Task instructions: Would you copy all lines in the data that contain the word "Tokens"?

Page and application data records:
*** Begin section ***

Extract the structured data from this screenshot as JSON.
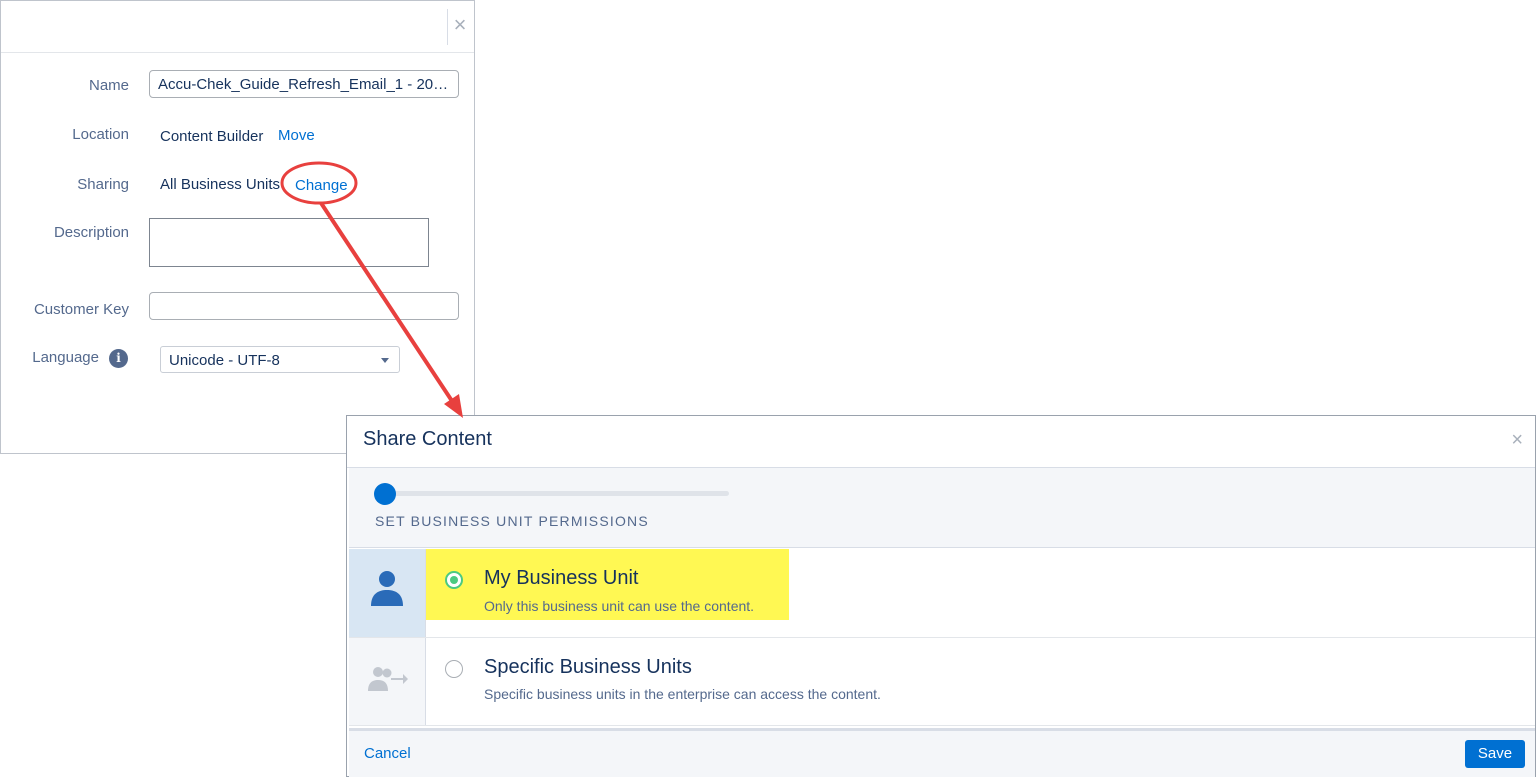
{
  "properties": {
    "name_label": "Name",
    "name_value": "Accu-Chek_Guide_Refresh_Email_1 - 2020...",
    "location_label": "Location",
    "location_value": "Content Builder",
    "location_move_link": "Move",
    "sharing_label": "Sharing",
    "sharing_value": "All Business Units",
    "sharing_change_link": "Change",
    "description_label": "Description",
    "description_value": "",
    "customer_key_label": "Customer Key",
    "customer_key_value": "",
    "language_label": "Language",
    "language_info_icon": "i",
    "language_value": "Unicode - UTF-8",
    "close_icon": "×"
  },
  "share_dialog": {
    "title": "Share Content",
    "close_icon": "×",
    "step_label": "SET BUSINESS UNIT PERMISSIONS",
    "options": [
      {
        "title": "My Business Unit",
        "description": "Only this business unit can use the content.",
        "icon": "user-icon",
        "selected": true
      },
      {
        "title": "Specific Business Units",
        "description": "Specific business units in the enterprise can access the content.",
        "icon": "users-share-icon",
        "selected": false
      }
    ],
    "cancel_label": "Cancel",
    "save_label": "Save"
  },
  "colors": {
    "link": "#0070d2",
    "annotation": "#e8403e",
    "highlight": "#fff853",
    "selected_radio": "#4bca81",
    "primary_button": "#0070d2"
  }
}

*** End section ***
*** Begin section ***

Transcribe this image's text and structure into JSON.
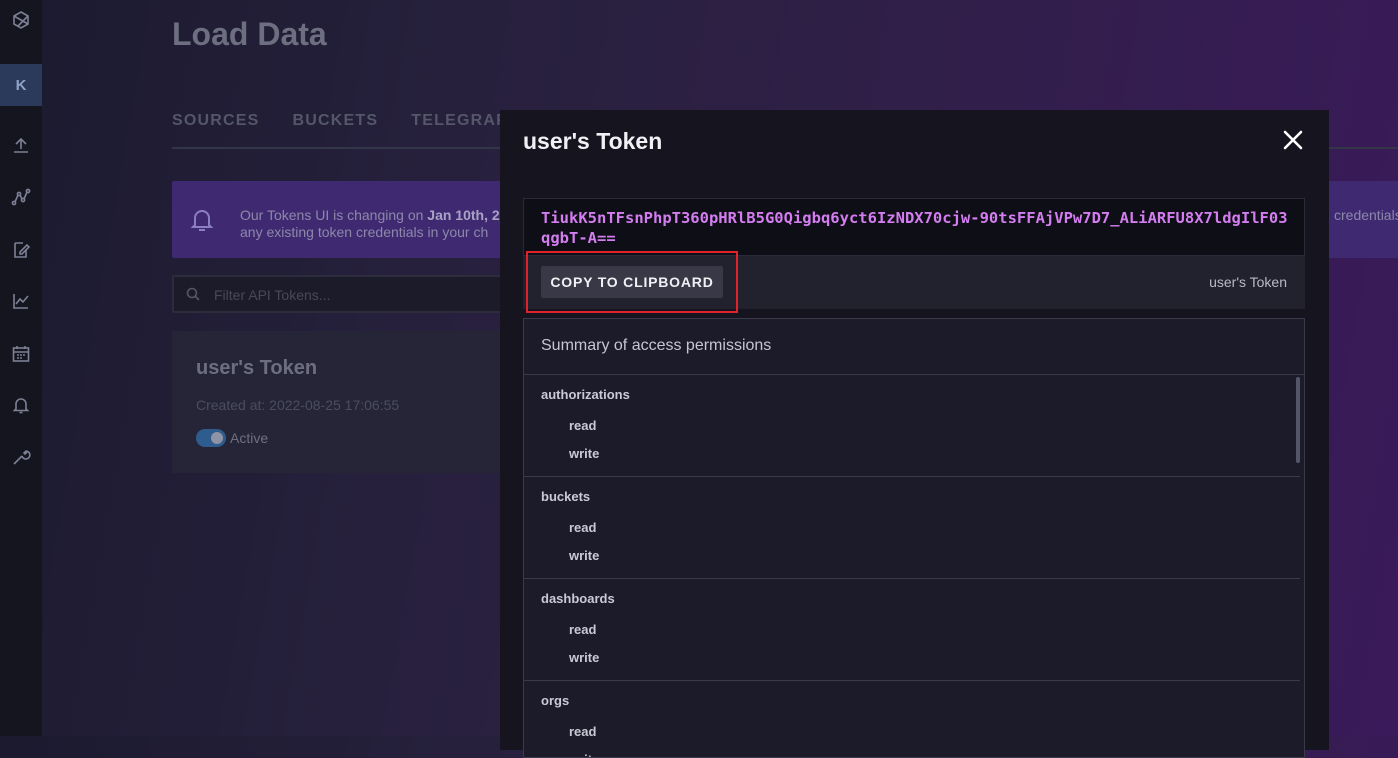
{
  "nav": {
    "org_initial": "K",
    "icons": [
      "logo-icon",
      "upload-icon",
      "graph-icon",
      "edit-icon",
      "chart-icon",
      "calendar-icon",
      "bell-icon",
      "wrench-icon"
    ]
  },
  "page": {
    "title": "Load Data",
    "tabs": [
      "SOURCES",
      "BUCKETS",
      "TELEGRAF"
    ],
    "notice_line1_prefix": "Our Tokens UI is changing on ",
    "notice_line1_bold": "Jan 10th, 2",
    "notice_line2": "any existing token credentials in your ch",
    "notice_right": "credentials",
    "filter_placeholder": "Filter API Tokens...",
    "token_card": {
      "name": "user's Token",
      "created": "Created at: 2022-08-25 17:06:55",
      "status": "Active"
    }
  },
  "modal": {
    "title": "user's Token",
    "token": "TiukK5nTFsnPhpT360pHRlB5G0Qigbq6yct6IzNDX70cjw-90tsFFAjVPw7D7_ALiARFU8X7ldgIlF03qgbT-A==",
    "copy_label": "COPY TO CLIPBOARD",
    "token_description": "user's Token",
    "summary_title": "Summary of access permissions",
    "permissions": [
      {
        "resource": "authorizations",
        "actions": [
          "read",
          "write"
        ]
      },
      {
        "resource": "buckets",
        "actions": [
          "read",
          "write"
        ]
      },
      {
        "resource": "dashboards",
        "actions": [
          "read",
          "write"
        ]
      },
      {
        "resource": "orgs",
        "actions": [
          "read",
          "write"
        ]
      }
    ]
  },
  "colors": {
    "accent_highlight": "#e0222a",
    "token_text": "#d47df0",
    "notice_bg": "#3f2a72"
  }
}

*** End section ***
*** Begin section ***

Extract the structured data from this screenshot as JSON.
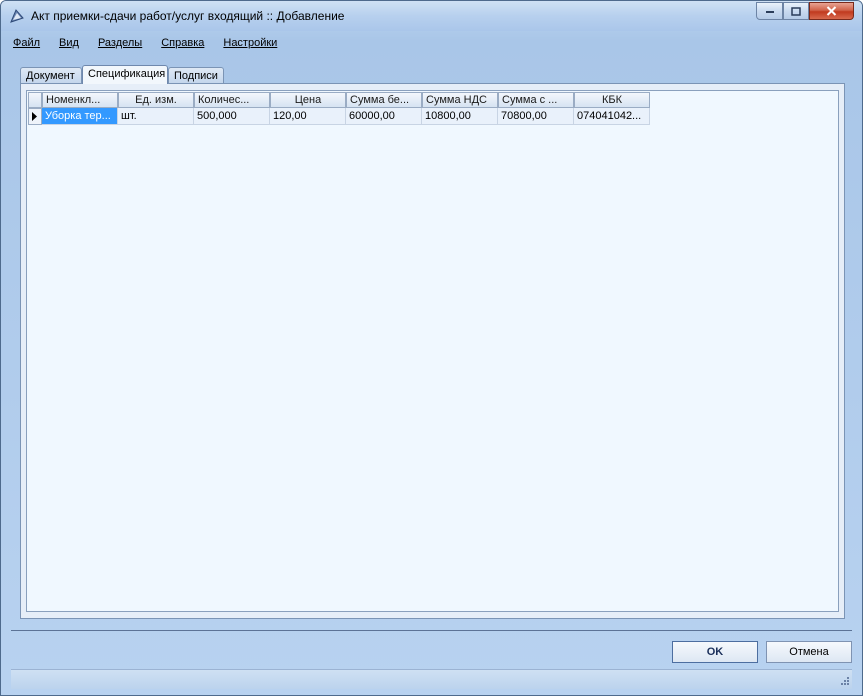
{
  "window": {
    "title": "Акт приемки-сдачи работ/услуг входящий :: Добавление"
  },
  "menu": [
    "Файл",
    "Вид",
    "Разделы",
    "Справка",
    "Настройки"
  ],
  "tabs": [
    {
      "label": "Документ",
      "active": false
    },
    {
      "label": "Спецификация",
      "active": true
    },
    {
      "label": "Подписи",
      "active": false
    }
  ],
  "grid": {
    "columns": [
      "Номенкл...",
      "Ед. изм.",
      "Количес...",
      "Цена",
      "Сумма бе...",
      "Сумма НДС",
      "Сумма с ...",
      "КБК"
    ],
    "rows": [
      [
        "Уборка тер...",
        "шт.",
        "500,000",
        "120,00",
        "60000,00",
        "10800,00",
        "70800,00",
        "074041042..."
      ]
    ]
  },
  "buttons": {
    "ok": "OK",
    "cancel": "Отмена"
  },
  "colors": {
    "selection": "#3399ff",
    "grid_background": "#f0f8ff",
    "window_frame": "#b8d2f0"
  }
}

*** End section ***

Solution:
    "notice_line1_prefix": "Our Tokens UI is changing on ",
    "filter_placeholder": "Filter API Tokens...",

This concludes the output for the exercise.